Illustration: Sarah Grillo/Axios
Parents are struggling with self doubt when it comes to handling behavioral issues and managing homeschool responsibilities.
Why it matters: Children and parents alike are feeling the stress of the pandemic and there is evidence it could be long-lasting. Here's some advice from experts on how to help children cope.
Q. My child is acting out or overreacting to minor things, and other times withdrawing from the rest of the family. What can I do?
A. These are normal responses to traumatic stress, says Melissa Whitson, an associate professor at the University of New Haven who specializes in children's trauma.
- Feeling helpless can exacerbate stress, so help children assert some control over the situation in small ways. Reframe social distancing as doing something good to help others.
- Let them make signs, make masks or take part in some sort of volunteer effort. "Finding ways to feel like we are contributing to something is very helpful. That goes for kids, too,'" she said.
Q. How do I get my kid to give up the iPad without triggering a tantrum?
A. Plan in advance for transitions from screen time and decide how you're going to cope when there are problems, says Elizabeth Englander, director of the Massachusetts Aggression Reduction Center at Bridgewater State University.
- Carve out non-screen time and let children know about upcoming changes in the schedule, she said. Also, don't be afraid to kill the internet if you don't think the kids can handle making the transition, so they understand the privilege is linked to responding well when it's time to put the screens away.
- She also suggests practicing calming exercises with kids before they need them and helping them find a routine, like going outside, reading a book, or sitting on your lap. "When you see them getting upset you can say 'you need to do your calming routine right now,' to help them develop those coping skills."
Q. The homeschool expectations are too much and I can't keep up. Am I failing my children?
A. "Nobody is going to be completely keeping up, that's a very tall order under these circumstances," Englander said in a webinar earlier this week. "This is about moderating our expectations; this is not a time for us to beat ourselves up or deciding we're going to shoot for the Moon."

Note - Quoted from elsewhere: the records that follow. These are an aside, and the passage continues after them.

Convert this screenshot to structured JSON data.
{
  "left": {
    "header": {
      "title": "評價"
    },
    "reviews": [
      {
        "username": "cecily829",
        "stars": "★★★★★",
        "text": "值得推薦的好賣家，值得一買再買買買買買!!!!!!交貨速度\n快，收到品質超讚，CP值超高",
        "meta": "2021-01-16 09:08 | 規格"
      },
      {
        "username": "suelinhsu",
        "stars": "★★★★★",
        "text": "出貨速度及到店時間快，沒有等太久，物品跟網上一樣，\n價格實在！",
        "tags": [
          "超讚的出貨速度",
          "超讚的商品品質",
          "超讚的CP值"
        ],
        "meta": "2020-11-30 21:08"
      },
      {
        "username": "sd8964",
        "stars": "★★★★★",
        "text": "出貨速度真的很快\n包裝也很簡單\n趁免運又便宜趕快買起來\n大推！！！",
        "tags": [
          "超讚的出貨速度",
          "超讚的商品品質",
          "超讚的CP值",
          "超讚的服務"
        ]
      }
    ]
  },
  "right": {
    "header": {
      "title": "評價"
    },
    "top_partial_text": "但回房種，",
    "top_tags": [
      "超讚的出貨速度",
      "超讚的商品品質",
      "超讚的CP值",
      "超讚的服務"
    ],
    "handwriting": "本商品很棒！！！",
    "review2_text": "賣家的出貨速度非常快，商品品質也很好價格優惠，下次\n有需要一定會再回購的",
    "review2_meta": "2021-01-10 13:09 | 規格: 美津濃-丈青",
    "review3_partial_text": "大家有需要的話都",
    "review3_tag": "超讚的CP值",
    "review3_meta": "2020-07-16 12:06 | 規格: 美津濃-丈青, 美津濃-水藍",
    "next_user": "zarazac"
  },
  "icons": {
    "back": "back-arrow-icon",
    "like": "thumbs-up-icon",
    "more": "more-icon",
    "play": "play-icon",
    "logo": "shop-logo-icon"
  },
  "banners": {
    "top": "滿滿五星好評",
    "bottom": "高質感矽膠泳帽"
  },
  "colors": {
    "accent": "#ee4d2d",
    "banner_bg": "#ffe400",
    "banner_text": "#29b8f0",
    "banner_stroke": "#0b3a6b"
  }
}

- Even if it's a struggle to keep up academically, focus on social and coping skills. Kids who have a meal each day with their families do much better with their social relationships, she said. Have family conversations and keep old routines when possible, as this can be reassuring for kids.

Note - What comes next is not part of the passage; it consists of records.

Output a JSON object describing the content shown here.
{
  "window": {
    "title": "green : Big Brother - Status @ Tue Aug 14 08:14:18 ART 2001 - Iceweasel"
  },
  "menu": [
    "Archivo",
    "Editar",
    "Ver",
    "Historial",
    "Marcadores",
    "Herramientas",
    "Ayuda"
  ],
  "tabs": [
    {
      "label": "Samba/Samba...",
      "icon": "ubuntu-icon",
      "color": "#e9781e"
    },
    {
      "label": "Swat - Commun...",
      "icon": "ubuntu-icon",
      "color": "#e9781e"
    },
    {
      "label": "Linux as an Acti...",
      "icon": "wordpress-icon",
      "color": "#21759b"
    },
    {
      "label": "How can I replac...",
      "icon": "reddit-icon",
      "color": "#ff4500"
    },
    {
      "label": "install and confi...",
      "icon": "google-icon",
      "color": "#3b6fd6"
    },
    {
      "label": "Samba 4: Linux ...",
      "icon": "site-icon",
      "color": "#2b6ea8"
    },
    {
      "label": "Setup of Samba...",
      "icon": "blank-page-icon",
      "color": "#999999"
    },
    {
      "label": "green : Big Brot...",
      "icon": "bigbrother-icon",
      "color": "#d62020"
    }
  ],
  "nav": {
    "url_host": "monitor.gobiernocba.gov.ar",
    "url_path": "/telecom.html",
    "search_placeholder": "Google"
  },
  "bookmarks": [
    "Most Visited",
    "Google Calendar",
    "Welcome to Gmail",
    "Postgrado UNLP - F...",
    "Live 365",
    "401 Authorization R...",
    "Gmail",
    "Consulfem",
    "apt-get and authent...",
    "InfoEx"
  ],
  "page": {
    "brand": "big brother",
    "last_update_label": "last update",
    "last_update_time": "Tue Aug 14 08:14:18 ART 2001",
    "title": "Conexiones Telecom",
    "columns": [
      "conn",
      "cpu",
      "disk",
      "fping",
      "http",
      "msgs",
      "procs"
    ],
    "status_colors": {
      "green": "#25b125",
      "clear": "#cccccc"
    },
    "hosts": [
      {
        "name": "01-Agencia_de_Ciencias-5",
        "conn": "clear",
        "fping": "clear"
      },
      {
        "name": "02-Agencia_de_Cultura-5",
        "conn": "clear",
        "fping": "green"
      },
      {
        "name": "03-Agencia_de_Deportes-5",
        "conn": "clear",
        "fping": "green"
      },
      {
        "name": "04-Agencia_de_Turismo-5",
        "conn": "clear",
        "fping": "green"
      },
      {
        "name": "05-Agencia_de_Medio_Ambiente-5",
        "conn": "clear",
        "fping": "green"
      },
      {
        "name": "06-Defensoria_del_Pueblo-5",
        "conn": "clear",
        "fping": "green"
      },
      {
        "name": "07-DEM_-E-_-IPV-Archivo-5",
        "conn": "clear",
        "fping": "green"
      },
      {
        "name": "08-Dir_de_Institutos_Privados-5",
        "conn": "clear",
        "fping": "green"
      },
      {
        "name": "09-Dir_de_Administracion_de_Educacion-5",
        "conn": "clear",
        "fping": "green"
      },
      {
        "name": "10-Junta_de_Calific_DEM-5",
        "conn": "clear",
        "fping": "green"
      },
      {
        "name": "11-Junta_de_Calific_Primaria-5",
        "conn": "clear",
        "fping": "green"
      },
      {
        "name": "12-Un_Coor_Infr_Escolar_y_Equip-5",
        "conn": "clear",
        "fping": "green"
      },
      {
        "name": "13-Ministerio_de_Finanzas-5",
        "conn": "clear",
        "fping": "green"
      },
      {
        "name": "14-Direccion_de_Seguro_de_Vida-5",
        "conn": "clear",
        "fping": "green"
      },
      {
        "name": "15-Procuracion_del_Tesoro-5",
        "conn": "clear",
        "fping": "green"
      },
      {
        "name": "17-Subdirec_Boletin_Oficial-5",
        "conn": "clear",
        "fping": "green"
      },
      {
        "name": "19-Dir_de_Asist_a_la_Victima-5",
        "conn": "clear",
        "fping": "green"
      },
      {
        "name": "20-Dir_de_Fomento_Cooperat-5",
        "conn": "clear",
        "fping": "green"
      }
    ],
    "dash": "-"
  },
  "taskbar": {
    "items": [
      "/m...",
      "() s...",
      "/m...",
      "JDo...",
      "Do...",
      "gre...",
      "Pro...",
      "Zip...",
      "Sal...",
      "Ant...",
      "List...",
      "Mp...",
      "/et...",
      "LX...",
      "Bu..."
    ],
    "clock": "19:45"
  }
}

- Carve out regular time for exercise. Getting outside is the best thing for mental health and behavioral problems, she said.